The Kunstkamera was the first museum in Russia. Established by Peter the Great and completed in 1727. Kunstkammer Building hosts the Peter the Great Museum of Anthropology and Ethnography. It is the collection of almost 2,000,000 items. Peter's museum was a cabinet of curiosities dedicated to preserving "natural and human curiosities and rarities". It was a very typical type of collection in the period of Peter the Great's time. The tsar's personal collection, originally stored in the Summer Palace, features a large assortment of human and animal fetuses with anatomical deficiencies.
Peter the Great had seen kunstkammers for the first time in 1697 visiting Frederick Ruysch and Levinus Vincent. The underlying idea of their kunstkammers was to acquire full knowledge of the world.
Peter's main interest was in "naturalia", rather than the so-called "artificialia". Peter encouraged research of deformities, all along trying to debunk the superstitious fear of monsters. He issued an ukase ordering malformed, still-born infants to be sent from all over the country to the imperial collection. He had them put on show in the Kunstkamera as examples of accidents of nature.
In 1716 Peter established the mineral cabinet of Kunstkamera, depositing there a collection of 1195 minerals. The nuclear of the collection he had bought in Europe and then it was enriched with Russian minerals.
Many items were bought in Amsterdam from pharmacologist Albertus Seba (1716) and anatomist Frederik Ruysch (1717) and formed the basis for the Academy of Sciences. The Kunstkamera was specially built to house these two extensive collections.
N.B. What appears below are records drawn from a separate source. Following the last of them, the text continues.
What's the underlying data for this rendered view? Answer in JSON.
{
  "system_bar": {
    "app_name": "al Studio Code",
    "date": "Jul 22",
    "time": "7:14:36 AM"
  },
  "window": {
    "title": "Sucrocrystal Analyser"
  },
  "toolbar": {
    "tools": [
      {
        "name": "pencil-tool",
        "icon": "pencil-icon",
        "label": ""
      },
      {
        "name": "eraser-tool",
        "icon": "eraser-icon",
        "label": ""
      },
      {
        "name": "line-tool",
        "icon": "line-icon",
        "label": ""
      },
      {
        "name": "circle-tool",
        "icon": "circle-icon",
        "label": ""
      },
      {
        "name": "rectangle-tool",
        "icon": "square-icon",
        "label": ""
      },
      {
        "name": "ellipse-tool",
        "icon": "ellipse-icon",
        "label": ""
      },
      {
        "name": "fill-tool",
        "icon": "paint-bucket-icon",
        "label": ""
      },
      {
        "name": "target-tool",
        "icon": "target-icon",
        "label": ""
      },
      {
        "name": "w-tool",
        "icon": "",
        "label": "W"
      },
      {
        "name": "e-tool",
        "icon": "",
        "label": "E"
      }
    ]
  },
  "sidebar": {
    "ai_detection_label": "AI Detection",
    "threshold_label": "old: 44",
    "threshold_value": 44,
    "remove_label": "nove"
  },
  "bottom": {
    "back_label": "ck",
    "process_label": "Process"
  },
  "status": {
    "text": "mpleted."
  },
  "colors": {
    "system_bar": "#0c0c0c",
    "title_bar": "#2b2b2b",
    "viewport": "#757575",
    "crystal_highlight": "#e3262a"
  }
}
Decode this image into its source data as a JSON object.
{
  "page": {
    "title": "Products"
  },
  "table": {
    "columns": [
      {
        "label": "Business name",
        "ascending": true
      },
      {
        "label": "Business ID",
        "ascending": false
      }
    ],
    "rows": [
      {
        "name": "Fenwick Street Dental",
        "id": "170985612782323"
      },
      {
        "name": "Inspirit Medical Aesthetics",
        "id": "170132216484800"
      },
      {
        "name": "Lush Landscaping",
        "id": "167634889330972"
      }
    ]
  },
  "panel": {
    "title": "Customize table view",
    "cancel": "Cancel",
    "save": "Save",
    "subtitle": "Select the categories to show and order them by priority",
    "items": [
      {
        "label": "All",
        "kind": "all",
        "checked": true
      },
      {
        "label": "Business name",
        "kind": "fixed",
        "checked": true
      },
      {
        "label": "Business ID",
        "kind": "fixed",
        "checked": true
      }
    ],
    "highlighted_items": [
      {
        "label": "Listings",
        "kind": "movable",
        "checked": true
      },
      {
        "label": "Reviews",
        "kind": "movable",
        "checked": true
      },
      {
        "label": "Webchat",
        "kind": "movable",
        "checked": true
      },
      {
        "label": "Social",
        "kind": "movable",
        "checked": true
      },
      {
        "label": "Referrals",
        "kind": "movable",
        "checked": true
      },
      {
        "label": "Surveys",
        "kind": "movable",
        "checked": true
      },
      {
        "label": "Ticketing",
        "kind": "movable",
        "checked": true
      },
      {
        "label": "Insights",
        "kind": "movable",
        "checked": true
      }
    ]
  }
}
One more acquisition came from Jacob de Wilde, a collector of gems and scientific instruments.